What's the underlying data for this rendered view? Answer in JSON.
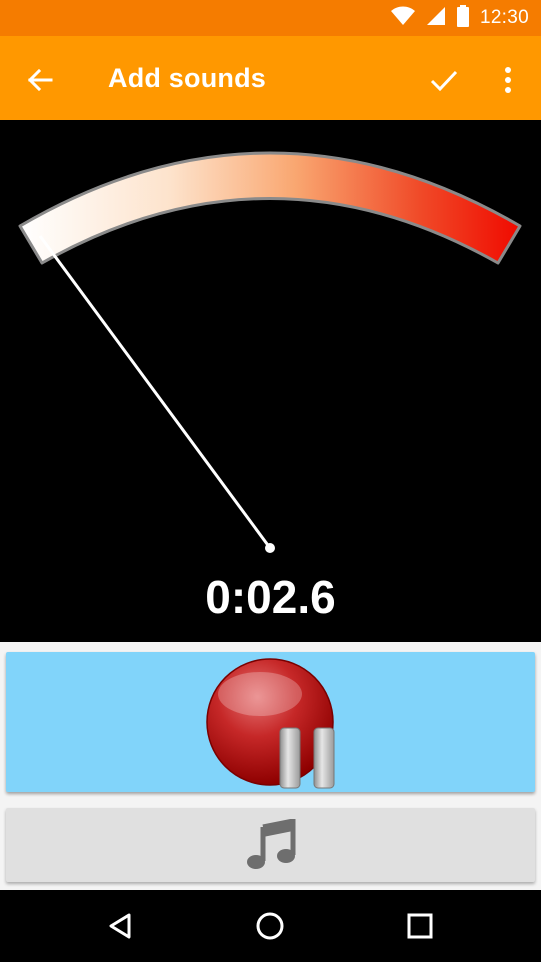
{
  "status_bar": {
    "time": "12:30",
    "icons": [
      "wifi-icon",
      "signal-icon",
      "battery-icon"
    ],
    "background": "#f57c00"
  },
  "app_bar": {
    "title": "Add sounds",
    "background": "#ff9800",
    "icons": [
      "back-arrow-icon",
      "check-icon",
      "more-vert-icon"
    ]
  },
  "meter": {
    "gradient_colors": [
      "#ffffff",
      "#fbc99a",
      "#f08050",
      "#f01000"
    ],
    "needle_level": 0
  },
  "timer": {
    "value": "0:02.6"
  },
  "record_button": {
    "icon": "record-pause-icon",
    "background": "#81d4fa"
  },
  "music_button": {
    "icon": "music-note-icon",
    "background": "#e0e0e0"
  },
  "nav_bar": {
    "icons": [
      "back-triangle-icon",
      "home-circle-icon",
      "recents-square-icon"
    ]
  }
}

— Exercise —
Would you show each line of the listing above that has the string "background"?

— Answer to this task —
    "background": "#f57c00"
    "background": "#ff9800",
    "background": "#81d4fa"
    "background": "#e0e0e0"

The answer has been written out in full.